sarva-bhuteshu yenaikam bhavam avyayam ikshate
avibhaktam vibhakteshu taj jnanam viddhi sattvikam


BG 18.20: Understand that knowledge to be in the mode of goodness by which a person sees one undivided imperishable reality within all diverse living beings.


Creation gives the appearance of a panorama of diverse living beings and material entities. But the substratum behind this apparent diversity is the Supreme Lord. Those who possess this vision of knowledge see the unity that exists behind the variety of creation, just as an electrical engineer sees the same electricity flowing through different gadgets, and a goldsmith sees the same gold cast into different ornaments. The Śhrīmad Bhāgavatam states:

vadanti tat tattva-vidas tattvaṁ yaj jñānam advayam (1.2.11)[v15]

“Knowers of the truth have stated that there is only one entity in existence, without a second.” Chaitanya Mahaprabhu referred to God, in his form as Shree Krishna, as advaya jñāna tattva [v16] (one without a second, the only thing and everything that exists in creation), on the basis of the following four criteria:

1. Sajātīya bhed śhūnya. (He is one with all similar entities.) Shree Krishna is one with the various other forms of God, such as Ram, Shiv, Vishnu, etc. since these are different manifestations of the one God.

Shree Krishna is also one with the souls, who are his tiny fragmental parts. A fragment is one with its whole, just as flames are one with the fire of which they are tiny parts.

2. Vijātīya bhed śhūnya. (He is one with all dissimilar entities.) Dissimilar to God is Maya, which is insentient, while God is sentient. However, Maya is an energy of God, and energy is one with its energetic, just as the energies of fire—heat and light—are non-different from it.

3. Swagat bhed śhūnya. (The various parts of his body are non-different from him.) The amazing thing about God’s body is that all the parts perform the functions of all the other parts. The Brahma Samhitā states:

aṅgāni yasya sakalendriya-vṛitti-manti paśhyanti pānti kalayanti chiraṁ jaganti (5.32)[v17]

“With every limb of his body, God can see, hear, talk, smell, eat, and think.” Hence, all the limbs of God’s body are non-different from him.

4. Swayam siddha. (He needs the support of no other entity.) Maya and the soul are both dependent upon God for their existence. If he did not energize them, they would cease to exist. On the other hand, God is supremely independent and does not need the support of any other entity for his existence.

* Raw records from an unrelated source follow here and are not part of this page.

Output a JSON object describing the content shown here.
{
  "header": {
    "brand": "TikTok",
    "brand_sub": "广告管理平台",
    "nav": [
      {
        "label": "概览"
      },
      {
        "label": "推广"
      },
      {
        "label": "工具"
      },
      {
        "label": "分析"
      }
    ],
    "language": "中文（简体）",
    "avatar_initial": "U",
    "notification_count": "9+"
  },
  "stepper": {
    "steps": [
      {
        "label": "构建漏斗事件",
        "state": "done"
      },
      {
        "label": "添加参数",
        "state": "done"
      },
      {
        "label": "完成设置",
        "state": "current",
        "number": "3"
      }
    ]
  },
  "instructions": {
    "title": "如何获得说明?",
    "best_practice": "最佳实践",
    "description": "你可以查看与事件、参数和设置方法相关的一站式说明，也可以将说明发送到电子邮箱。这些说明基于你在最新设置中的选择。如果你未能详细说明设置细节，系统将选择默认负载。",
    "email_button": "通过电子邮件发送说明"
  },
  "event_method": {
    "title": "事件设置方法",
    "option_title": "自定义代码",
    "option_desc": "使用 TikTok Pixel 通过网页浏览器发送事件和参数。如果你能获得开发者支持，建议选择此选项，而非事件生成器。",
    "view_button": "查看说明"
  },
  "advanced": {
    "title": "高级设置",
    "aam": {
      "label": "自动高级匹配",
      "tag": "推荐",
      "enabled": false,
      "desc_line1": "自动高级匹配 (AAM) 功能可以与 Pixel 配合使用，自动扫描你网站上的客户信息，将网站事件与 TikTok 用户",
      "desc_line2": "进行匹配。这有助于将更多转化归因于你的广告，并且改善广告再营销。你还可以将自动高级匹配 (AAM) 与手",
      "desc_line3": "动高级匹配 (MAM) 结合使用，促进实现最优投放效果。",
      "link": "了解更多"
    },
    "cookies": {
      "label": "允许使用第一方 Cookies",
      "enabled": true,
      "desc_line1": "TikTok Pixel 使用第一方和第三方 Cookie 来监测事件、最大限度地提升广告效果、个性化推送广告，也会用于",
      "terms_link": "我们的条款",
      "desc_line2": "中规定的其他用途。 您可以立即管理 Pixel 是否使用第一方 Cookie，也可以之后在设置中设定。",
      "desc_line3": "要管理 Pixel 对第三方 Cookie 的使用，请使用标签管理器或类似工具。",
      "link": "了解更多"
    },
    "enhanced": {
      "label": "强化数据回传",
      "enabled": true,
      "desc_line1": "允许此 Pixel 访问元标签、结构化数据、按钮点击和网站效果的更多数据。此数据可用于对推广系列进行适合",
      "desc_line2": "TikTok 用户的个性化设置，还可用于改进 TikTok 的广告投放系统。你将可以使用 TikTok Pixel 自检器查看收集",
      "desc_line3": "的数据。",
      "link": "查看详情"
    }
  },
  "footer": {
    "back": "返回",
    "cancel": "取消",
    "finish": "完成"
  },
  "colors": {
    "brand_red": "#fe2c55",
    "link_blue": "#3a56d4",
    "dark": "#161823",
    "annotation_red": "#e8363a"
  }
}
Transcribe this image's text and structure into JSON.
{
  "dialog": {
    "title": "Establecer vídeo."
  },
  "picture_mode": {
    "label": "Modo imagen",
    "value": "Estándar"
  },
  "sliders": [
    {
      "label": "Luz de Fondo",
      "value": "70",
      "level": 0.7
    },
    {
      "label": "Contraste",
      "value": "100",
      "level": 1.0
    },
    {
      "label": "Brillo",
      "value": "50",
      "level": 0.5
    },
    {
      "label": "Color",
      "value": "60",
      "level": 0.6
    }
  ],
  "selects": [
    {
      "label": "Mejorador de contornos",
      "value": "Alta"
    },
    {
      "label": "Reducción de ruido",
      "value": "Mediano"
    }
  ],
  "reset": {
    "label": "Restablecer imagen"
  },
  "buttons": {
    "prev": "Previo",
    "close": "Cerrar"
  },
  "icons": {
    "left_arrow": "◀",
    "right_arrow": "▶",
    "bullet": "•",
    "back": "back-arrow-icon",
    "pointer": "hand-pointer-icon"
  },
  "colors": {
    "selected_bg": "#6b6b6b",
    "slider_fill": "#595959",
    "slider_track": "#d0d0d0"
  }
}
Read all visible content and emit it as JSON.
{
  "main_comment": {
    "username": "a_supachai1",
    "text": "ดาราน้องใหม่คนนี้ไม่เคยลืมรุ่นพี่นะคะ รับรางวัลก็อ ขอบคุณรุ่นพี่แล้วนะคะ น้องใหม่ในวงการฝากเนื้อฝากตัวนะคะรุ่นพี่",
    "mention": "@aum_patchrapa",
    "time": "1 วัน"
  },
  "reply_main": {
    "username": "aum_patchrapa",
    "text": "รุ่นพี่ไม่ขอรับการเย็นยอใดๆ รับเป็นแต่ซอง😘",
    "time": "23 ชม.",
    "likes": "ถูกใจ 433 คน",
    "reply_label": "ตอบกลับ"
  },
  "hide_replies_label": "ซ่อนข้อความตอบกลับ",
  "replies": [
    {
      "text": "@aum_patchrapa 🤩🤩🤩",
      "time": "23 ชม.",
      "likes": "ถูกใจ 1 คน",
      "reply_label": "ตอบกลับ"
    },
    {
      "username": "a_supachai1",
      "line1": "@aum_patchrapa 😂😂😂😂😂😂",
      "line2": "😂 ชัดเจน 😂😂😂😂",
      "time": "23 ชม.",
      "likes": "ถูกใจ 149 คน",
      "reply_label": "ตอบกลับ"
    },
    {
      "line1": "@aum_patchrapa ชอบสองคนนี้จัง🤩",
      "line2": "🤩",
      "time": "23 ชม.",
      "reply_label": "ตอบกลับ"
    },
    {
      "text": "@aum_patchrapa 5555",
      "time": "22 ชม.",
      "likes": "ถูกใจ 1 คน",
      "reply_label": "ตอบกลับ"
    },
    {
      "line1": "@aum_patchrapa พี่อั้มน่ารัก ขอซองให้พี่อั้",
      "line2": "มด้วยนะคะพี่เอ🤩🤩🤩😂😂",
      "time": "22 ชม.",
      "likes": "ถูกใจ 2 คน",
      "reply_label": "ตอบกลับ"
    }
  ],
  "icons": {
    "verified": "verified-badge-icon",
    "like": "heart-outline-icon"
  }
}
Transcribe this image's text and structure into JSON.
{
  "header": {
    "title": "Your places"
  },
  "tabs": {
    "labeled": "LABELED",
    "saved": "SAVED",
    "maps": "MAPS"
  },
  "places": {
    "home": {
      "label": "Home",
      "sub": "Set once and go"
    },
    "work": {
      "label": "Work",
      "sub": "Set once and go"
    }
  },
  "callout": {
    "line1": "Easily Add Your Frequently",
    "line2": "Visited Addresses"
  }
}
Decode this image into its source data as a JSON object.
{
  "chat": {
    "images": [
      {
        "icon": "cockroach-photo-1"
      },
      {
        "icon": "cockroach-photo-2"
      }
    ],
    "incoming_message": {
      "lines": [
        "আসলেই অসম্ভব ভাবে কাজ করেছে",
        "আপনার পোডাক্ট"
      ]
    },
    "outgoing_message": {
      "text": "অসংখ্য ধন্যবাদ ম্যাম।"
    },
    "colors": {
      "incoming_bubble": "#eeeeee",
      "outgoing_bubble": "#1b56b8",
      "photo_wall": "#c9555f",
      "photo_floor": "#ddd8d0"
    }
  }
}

The Supreme Lord Shree Krishna satisfies all the four above points, and thus he is the advaya jñāna tattva, in other words, he is everything that exists in creation. With this understanding, when we see the entire creation in its unity with God, it is considered sāttvic knowledge. And love based upon such knowledge is not racial or national, rather it is universal.